**RECORDS FOR PROCESSING:**
====
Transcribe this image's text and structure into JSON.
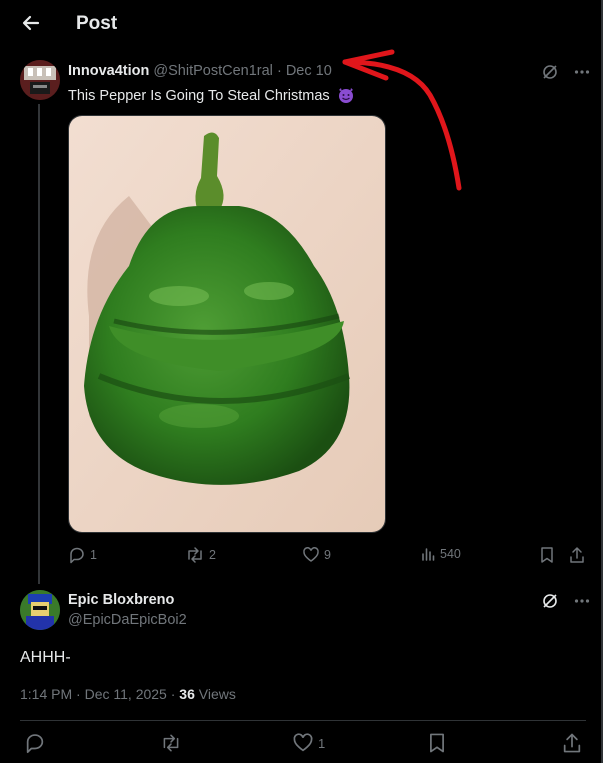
{
  "header": {
    "title": "Post",
    "back_icon": "arrow-left-icon"
  },
  "post": {
    "author_name": "Innova4tion",
    "author_handle": "@ShitPostCen1ral",
    "separator": "·",
    "date": "Dec 10",
    "text": "This Pepper Is Going To Steal Christmas",
    "emoji": "smiling-devil-emoji",
    "media_description": "green-pepper-photo",
    "stats": {
      "replies": "1",
      "reposts": "2",
      "likes": "9",
      "views": "540"
    }
  },
  "reply": {
    "author_name": "Epic Bloxbreno",
    "author_handle": "@EpicDaEpicBoi2",
    "text": "AHHH-",
    "time": "1:14 PM",
    "date": "Dec 11, 2025",
    "views_count": "36",
    "views_label": "Views",
    "stats": {
      "likes": "1"
    }
  },
  "colors": {
    "background": "#000000",
    "muted": "#71767b",
    "text": "#e7e9ea",
    "annotation": "#e0161b",
    "pepper": "#2f7d1f"
  }
}
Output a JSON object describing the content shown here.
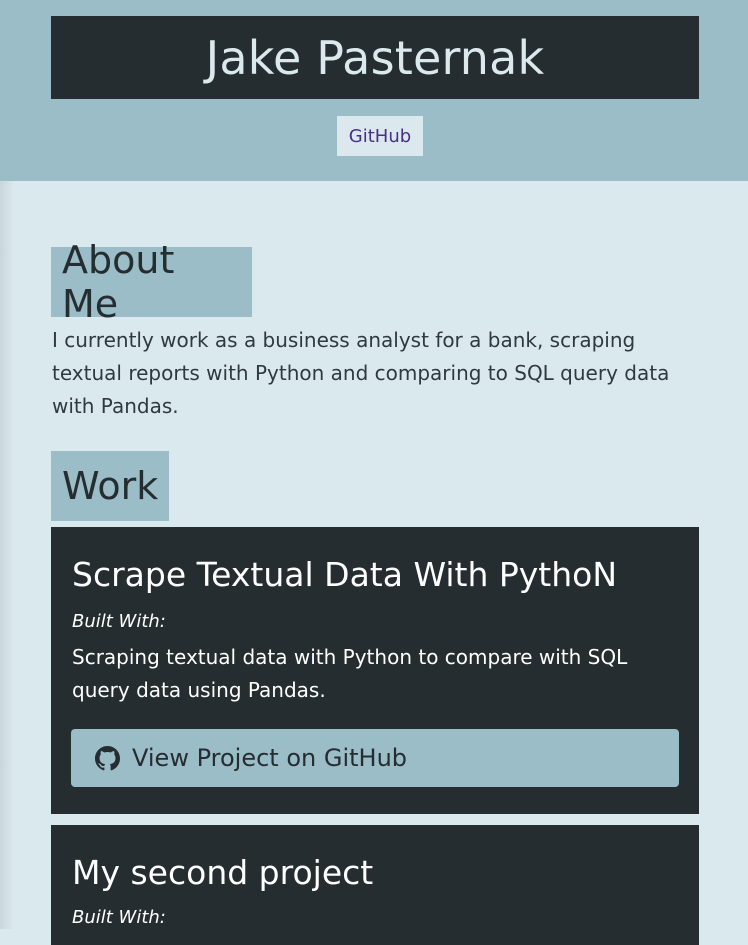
{
  "header": {
    "name": "Jake Pasternak",
    "github_link": "GitHub"
  },
  "about": {
    "heading": "About Me",
    "text": "I currently work as a business analyst for a bank, scraping textual reports with Python and comparing to SQL query data with Pandas."
  },
  "work": {
    "heading": "Work",
    "projects": [
      {
        "title": "Scrape Textual Data With PythoN",
        "built_with": "Built With:",
        "description": "Scraping textual data with Python to compare with SQL query data using Pandas.",
        "button_label": "View Project on GitHub",
        "button_icon": "github-icon"
      },
      {
        "title": "My second project",
        "built_with": "Built With:"
      }
    ]
  },
  "colors": {
    "header_bg": "#9bbdc7",
    "page_bg": "#dae9ee",
    "dark": "#252d31",
    "link": "#4a2f86"
  }
}
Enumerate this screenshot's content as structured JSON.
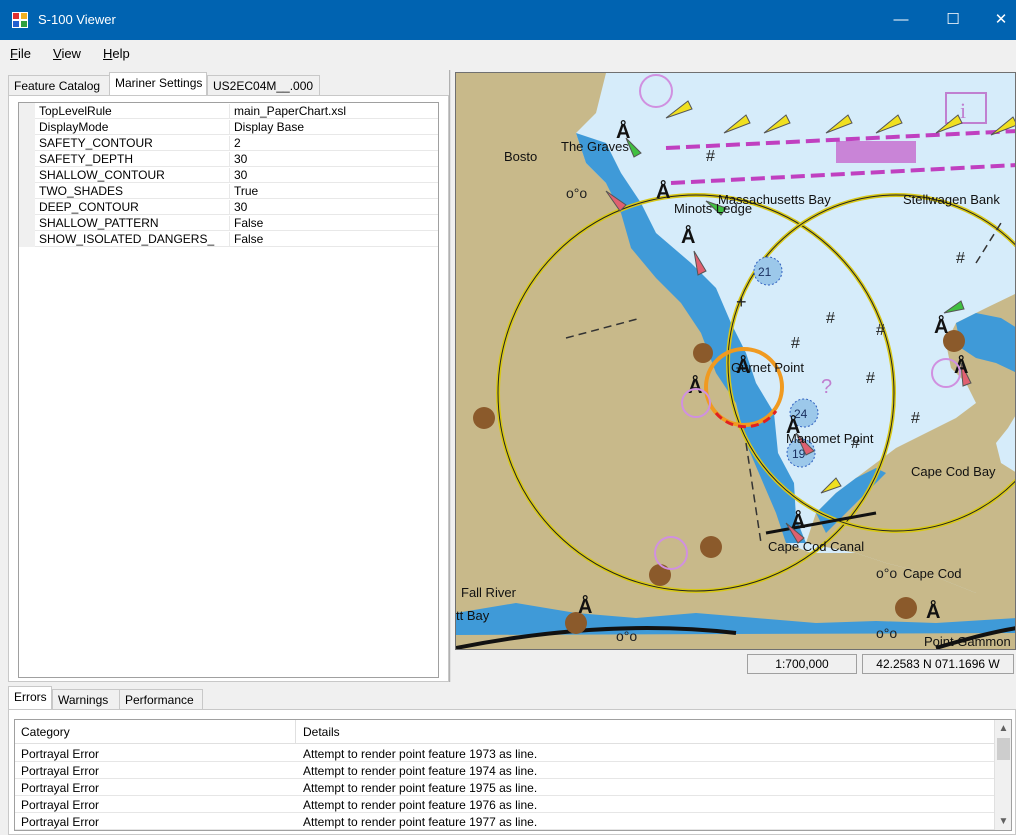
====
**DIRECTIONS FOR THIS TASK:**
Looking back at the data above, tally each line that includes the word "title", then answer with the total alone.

**EXPECTED OUTPUT:**
3